While Topics would allow advertisers to find, for example, a comic-loving consumer on a much more general website, this proposed privacy-preserving feature sounds similar to good old-fashioned contextual advertising.
If an online comic book store wanted to target folks who read comics, it could simply place ads on sites like Comic Book Herald and CBR.com.
Because of the context, the advertiser would know folks visiting these sites are interested in comics. In essence, Topics does this for you.
In a way, the proposed Topics tool is an endorsement for contextual promotion.
A marketer who is willing to do a bit more work should be able to find many contexts to promote products, including vertical websites, newsletters, podcasts, and influencers.
Topics and Context
Suppose it turns out that Topics is a roaring success. In that case, it could the advertising and marketing community to look beyond sizeable programmatic advertising platforms to find contextual places that might be advertising gems.
However, looking beyond platforms such as Google Ads, Meta Ads, and Microsoft Ads does not mean avoiding them. These platforms will still be essential for most businesses in the forseeable future.
Here is the point: Tracking-based behavioral ads are a lazy way to market. You could buy an ad on Meta and let its algorithm find nearly perfect targets based on their behavior across devices.
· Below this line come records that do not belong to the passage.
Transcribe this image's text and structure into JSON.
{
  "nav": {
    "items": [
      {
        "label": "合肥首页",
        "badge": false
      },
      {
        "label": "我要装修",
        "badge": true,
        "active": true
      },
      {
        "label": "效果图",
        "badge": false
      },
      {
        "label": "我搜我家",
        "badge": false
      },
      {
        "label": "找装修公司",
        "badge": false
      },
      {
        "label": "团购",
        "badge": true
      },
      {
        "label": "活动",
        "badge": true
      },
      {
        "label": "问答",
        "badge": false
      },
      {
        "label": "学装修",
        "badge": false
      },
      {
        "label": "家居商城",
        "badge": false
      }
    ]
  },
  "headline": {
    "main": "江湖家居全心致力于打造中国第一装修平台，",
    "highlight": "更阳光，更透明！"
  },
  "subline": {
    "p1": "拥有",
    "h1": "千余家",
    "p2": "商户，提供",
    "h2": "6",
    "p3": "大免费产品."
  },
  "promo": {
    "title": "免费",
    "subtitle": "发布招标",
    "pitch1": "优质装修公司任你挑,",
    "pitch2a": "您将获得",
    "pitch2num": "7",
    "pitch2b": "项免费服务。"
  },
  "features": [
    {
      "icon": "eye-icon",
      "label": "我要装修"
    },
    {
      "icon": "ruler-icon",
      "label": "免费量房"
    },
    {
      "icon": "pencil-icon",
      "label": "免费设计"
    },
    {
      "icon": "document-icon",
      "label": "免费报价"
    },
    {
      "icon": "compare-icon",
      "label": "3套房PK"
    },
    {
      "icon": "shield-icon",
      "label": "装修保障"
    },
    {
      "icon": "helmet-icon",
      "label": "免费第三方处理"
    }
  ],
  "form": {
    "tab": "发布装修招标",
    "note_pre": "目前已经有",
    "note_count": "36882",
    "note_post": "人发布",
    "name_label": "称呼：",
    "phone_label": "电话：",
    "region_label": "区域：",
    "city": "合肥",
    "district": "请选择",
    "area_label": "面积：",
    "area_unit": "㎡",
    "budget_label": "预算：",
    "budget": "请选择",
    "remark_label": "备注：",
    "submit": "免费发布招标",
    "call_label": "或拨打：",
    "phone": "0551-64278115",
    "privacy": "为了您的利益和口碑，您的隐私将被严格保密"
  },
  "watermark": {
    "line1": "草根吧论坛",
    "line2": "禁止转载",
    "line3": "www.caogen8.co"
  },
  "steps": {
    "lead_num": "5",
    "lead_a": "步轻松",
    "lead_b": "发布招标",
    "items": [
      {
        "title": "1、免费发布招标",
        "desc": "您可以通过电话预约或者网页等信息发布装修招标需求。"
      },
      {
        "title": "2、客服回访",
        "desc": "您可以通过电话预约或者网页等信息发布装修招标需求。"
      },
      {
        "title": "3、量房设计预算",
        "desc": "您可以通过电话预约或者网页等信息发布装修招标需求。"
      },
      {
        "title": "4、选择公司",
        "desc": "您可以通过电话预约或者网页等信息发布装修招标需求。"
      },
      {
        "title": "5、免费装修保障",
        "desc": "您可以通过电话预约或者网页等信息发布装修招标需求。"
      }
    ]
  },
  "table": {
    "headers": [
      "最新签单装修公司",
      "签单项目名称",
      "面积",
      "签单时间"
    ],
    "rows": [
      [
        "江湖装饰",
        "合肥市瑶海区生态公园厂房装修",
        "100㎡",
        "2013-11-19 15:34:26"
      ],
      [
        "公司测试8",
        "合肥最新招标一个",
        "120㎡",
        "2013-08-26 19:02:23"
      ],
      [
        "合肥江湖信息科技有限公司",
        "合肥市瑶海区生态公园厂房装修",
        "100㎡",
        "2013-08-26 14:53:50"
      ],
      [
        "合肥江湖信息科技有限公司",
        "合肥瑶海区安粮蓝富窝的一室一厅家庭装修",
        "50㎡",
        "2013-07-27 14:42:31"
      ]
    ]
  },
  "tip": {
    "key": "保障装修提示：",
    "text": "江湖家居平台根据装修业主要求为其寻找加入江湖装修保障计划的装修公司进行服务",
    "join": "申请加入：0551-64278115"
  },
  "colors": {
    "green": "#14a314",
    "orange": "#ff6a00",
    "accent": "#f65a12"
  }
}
You could target warm audiences on Google Ads and know that you should get pretty good results.
The new focus on privacy will probably make advertisers work harder, but finding good contextual opportunities might be worth the effort.